One of the questions that gets asked frequently is whether when registering with HMRC it is OK to describe your business as something less obvious, and if you do does that limit the expenses you can claim against tax. Among the descriptions I have seen suggested are executive stress consultant, fitness coach, massage therapist, and escort. No doubt with a little imagination all sorts of other business descriptions could be conjured up.

There are a number of reasons why you might want to describe your business in a way that does not explicitly state what you do. Two that come to mind immediately are applying for a mortgage or a tenancy. In both cases you would probably prefer to produce a set of accounts or tax return which is more discreet about your business. And of course if you ever plan to become Mayor of London it looks like you will now have to publish your tax records.

Strictly your business description should accurately describe what you do. You certainly cannot claim to be something that by no stretch of the imagination describes what you do: so that rules out dentist, tree surgeon, plumber and author. In practice HMRC are unlikely to object to something that loosely encompasses escorting. They are more concerned to get you registered and paying tax.
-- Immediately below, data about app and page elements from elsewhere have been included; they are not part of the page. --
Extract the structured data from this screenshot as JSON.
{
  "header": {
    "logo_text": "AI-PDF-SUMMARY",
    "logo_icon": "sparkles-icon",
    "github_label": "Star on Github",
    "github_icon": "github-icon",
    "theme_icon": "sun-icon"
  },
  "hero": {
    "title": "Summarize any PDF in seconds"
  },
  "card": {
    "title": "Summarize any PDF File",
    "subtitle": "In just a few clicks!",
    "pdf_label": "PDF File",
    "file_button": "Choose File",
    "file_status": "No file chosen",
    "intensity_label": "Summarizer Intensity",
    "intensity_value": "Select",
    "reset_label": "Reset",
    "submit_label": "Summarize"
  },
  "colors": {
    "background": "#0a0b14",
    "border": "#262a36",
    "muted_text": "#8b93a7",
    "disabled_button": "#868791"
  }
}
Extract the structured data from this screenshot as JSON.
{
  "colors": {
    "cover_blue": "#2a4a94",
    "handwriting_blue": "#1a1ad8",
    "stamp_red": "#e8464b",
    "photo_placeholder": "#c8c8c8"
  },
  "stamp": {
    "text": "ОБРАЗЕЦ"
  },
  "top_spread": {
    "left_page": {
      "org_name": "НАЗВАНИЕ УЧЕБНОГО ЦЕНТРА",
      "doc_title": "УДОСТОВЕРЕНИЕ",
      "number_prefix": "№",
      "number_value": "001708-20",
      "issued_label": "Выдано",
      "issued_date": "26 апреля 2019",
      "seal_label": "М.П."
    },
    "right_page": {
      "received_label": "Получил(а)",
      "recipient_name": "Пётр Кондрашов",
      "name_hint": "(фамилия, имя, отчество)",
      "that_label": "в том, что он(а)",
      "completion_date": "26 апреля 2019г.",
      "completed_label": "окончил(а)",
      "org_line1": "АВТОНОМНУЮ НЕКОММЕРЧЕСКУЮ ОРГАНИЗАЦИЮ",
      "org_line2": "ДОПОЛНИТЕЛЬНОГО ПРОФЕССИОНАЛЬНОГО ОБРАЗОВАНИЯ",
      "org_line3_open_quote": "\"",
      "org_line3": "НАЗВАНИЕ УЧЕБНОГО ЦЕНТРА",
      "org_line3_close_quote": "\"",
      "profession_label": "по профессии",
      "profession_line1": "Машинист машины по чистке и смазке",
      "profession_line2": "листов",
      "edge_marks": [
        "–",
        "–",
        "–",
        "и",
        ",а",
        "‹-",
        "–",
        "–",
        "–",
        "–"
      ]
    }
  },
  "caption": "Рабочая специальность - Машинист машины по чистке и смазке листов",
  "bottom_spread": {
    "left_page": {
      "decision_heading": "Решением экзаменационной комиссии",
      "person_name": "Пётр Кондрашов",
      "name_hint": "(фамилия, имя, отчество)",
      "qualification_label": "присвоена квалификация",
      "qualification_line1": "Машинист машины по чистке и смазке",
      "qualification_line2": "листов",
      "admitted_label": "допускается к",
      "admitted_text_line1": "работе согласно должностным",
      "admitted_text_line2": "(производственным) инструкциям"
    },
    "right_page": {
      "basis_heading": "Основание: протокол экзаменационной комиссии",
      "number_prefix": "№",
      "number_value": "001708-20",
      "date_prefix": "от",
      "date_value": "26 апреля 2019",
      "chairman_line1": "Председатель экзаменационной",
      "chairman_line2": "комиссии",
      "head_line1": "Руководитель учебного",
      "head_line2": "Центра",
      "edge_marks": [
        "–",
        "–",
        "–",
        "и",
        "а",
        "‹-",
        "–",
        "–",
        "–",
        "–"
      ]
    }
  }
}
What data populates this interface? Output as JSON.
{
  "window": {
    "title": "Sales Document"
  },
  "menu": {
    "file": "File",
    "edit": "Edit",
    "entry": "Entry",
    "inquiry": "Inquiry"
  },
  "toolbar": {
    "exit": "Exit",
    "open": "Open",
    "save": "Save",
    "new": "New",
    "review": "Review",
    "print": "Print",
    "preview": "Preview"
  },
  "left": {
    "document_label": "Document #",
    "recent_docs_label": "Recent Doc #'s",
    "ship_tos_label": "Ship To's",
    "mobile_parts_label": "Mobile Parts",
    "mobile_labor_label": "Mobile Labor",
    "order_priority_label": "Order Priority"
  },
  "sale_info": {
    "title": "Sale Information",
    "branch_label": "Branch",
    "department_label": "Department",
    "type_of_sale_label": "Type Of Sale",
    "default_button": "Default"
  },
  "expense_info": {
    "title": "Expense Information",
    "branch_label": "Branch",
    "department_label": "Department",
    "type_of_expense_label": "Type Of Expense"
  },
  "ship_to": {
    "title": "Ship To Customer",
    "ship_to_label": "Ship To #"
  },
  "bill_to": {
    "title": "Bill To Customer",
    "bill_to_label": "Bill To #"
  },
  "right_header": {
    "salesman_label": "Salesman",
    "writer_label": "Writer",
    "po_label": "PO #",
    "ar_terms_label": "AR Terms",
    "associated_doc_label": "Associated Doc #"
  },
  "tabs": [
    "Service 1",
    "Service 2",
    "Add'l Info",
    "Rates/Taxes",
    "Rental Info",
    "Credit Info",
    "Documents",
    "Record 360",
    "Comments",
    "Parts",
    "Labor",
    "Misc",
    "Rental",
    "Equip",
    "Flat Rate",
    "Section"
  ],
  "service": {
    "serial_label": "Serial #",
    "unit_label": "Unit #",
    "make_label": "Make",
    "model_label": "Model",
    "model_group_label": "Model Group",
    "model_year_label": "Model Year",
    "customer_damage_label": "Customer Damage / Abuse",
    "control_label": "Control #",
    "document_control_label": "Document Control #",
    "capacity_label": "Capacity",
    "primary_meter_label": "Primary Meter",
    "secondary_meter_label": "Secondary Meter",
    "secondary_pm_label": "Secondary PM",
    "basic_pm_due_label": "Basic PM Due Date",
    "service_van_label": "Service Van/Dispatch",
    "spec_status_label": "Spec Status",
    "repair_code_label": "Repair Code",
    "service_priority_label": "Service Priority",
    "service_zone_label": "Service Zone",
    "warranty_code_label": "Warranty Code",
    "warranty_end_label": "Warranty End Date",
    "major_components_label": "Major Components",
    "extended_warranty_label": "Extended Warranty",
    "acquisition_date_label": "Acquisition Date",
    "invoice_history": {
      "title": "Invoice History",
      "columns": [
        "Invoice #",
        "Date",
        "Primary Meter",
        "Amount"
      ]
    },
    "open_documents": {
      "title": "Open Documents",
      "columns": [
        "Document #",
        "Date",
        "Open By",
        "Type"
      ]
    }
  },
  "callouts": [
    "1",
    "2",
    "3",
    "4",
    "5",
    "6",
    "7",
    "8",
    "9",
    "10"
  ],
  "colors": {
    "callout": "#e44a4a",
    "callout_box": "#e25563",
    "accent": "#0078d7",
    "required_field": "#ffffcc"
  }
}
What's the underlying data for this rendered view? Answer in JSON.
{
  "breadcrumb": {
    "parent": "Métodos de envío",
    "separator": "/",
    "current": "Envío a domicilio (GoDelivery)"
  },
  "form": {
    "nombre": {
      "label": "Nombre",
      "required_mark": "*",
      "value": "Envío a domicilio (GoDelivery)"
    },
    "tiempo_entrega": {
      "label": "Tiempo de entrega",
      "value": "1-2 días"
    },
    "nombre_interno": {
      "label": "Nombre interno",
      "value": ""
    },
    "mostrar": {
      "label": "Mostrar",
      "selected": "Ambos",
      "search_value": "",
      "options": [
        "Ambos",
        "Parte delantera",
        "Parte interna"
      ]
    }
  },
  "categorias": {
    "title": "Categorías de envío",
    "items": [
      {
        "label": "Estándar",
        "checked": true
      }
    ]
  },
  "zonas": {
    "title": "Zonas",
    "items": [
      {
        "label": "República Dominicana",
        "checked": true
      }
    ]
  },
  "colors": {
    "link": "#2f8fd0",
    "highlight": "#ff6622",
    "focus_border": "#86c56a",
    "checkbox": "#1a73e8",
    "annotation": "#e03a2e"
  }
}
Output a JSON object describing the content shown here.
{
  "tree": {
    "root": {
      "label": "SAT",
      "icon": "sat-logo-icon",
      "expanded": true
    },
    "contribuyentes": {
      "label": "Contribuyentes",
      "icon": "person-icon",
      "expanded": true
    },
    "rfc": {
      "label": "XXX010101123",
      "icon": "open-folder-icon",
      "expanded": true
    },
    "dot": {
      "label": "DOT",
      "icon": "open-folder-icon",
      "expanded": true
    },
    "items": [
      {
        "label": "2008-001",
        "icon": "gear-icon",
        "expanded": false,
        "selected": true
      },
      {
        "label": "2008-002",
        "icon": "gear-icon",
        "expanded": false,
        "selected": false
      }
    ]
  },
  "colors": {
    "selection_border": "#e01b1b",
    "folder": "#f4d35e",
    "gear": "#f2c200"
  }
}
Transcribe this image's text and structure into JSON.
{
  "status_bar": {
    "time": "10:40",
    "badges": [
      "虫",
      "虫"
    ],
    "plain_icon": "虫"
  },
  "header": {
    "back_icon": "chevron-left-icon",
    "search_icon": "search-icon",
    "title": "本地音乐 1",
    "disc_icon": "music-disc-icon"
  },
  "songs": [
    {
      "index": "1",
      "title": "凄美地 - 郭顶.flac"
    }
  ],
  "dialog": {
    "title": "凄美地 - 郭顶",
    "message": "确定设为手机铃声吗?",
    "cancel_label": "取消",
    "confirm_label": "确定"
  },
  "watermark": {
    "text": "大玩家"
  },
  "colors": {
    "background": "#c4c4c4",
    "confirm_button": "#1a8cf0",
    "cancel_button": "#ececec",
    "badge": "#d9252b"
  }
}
Indeed at one time their guidance  advised tax inspectors to agree how income from prostitution should be described before they assessed it. That guidance may still be there but the relevant bit of the HMRC Enquiry Manual is not available to look at as it’s exempt from Freedom of Information. I cannot see any problem with any of the descriptions suggested above in the first paragraph.

One thing to watch is that if you register with a fairly broad description, like dancer or entertainer, you are likely to be asked to give more details. There are a lot of differences between the way in which ballet dancers are engaged and the type of expenses they incur, and the working habits of their pole dancing sisters. The easiest way to address this is to add some background information on your first tax return.

The second part of the question is whether the choice of business description limits the type of expenses you can claim for. For example if you tell HMRC you are a dancer does that mean you can claim for shoes and tights but not condoms or your website? The answer is that it does not matter what you call your business, it is the reality of how you earn your income that matters. The rule for expenses is that they are allowed if they are wholly and exclusively incurred in generating your business income. If the reality is that your income derives from bookings you get through your website, then the cost of your website is allowed. And similarly if your income is from escorting you don’t get tax relief for buying ballet shoes, no matter how your business is described.

One final thought. Suppose you have an existing business, say as a proof reader or a party planner, and you then start doing some escorting. Can you just treat your new activity as an extension of your existing business and put all the income and expenses through that? Strictly it is wrong, but as you will nearly always end up paying exactly the same amount of tax as if you had registered the two businesses separately it is not likely to get you into serious trouble. If HMRC find out you can justifiably say that no tax has been lost so there should be no penalties. Their main concern would be whether amalgamating two different businesses has disguised the fact that one is making profits and the other losses.